  1. Forte G, Alimonti A, Pino A, Stanzione P, Brescianini S, Brusa L, Sancesario G, Violante N, Bocca B: Metals and oxidative stress in patients with Parkinson's disease. Ann Ist Super Sanita. 2005;41(2):189-95. [16244392 ]
Associated OMIM IDs
DrugBank IDNot Available
DrugBank Metabolite IDNot Available
Phenol Explorer Compound IDNot Available
Phenol Explorer Metabolite IDNot Available
FoodDB IDFDB003780
KNApSAcK IDNot Available
Chemspider ID24800
KEGG Compound IDC00703
BioCyc IDCPD-29
BiGG IDNot Available
Wikipedia LinkMercury
NuGOwiki LinkHMDB03625
Metagene LinkHMDB03625
METLIN IDNot Available
PubChem Compound26623
PDB IDHG
ChEBI ID16793
References
Synthesis ReferenceNot Available
Material Safety Data Sheet (MSDS)Download (PDF)
General References
  1. Clifton JC 2nd: Mercury exposure and public health. Pediatr Clin North Am. 2007 Apr;54(2):237-69, viii. [17448359 ]
  2. Rooney JP: The role of thiols, dithiols, nutritional factors and interacting ligands in the toxicology of mercury. Toxicology. 2007 May 20;234(3):145-56. Epub 2007 Mar 1. [17408840 ]

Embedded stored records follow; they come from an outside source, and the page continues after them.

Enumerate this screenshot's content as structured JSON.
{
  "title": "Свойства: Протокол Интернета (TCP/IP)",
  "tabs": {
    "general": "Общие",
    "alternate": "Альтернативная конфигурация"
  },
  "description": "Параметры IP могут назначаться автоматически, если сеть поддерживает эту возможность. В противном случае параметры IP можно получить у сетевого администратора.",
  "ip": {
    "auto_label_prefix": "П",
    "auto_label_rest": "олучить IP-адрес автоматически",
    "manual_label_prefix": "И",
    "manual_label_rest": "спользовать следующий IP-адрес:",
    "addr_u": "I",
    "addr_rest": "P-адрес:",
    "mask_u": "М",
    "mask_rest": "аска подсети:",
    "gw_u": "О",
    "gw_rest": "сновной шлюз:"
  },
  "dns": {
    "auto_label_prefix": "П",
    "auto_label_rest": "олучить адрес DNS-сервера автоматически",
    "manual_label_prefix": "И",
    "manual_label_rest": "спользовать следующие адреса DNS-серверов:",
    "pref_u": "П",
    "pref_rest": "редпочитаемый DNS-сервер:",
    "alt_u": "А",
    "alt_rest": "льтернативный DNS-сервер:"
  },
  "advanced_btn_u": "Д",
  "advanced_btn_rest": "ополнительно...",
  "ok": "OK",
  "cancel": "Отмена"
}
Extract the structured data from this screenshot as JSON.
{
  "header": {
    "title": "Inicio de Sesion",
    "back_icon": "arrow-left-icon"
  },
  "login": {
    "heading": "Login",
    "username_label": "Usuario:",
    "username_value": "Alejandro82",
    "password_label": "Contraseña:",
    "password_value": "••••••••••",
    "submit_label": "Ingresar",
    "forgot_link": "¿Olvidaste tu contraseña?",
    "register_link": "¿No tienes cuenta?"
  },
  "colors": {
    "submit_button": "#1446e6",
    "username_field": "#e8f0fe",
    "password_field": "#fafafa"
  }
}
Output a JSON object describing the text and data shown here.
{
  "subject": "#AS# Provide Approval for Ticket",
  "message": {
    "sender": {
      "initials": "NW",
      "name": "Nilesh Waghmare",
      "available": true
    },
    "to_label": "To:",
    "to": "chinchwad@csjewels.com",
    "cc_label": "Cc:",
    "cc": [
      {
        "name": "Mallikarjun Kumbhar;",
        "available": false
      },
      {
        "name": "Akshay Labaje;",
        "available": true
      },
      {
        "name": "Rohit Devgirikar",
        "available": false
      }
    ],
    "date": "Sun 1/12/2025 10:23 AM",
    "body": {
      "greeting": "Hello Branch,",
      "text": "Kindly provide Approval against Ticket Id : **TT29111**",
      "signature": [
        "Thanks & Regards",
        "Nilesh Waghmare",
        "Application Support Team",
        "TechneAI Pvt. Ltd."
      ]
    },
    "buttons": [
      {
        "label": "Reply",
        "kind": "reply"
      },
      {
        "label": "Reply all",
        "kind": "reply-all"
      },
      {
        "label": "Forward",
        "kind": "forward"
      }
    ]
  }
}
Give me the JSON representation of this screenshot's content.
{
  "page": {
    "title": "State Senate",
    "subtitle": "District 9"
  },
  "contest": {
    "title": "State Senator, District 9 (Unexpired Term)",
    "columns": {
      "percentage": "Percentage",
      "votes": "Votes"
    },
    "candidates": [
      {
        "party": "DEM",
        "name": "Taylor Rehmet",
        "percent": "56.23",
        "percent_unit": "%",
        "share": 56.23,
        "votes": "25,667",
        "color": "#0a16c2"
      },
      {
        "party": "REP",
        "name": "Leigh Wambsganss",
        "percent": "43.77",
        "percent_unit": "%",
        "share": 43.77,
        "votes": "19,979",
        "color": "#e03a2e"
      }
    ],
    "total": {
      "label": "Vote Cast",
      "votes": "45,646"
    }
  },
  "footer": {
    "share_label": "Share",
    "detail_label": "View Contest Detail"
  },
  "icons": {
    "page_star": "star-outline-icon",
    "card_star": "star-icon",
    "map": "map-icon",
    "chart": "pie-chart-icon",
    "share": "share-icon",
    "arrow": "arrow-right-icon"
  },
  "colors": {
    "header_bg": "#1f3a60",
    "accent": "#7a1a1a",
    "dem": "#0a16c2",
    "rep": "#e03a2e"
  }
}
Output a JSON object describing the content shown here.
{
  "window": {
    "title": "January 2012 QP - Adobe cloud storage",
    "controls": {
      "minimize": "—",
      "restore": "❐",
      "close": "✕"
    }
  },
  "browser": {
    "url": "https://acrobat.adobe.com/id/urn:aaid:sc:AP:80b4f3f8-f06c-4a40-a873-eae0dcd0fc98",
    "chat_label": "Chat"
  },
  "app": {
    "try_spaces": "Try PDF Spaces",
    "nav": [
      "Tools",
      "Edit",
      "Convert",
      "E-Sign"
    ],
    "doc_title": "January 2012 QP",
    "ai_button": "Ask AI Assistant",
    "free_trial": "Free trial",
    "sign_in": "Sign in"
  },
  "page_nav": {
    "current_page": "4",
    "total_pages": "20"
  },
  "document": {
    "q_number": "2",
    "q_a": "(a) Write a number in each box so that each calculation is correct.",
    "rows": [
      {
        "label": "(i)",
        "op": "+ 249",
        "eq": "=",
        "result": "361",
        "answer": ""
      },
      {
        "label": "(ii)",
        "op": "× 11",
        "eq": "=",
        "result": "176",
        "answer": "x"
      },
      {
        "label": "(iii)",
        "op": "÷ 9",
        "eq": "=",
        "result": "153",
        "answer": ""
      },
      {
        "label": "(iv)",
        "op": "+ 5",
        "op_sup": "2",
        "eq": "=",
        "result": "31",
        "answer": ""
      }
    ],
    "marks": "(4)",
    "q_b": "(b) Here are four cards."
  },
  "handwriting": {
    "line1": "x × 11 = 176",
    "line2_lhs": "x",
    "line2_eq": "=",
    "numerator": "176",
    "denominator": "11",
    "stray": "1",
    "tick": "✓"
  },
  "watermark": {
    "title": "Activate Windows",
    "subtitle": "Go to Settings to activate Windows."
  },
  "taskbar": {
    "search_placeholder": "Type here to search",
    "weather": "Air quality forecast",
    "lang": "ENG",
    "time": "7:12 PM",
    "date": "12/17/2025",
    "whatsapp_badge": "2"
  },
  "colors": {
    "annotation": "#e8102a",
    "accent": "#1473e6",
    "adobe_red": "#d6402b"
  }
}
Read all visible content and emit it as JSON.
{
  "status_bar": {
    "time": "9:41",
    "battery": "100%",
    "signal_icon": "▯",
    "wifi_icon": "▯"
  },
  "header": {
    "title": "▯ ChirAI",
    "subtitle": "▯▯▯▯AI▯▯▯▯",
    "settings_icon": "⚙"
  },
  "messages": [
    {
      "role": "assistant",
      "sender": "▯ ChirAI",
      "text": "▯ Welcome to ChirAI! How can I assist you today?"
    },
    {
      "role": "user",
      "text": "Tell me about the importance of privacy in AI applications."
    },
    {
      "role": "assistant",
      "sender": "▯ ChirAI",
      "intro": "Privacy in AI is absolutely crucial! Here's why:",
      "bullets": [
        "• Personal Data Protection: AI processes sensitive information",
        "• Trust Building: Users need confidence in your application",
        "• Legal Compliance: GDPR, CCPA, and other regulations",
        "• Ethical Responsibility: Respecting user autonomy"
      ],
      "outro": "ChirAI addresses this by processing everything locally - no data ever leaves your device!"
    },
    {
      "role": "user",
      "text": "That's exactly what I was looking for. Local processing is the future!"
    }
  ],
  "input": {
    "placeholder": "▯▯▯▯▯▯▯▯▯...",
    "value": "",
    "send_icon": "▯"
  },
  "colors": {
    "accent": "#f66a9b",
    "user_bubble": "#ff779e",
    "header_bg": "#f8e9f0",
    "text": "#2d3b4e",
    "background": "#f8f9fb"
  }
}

  3. Srogi K: Mercury content of hair in different populations relative to fish consumption. Rev Environ Contam Toxicol. 2007;189:107-30. [17193738 ]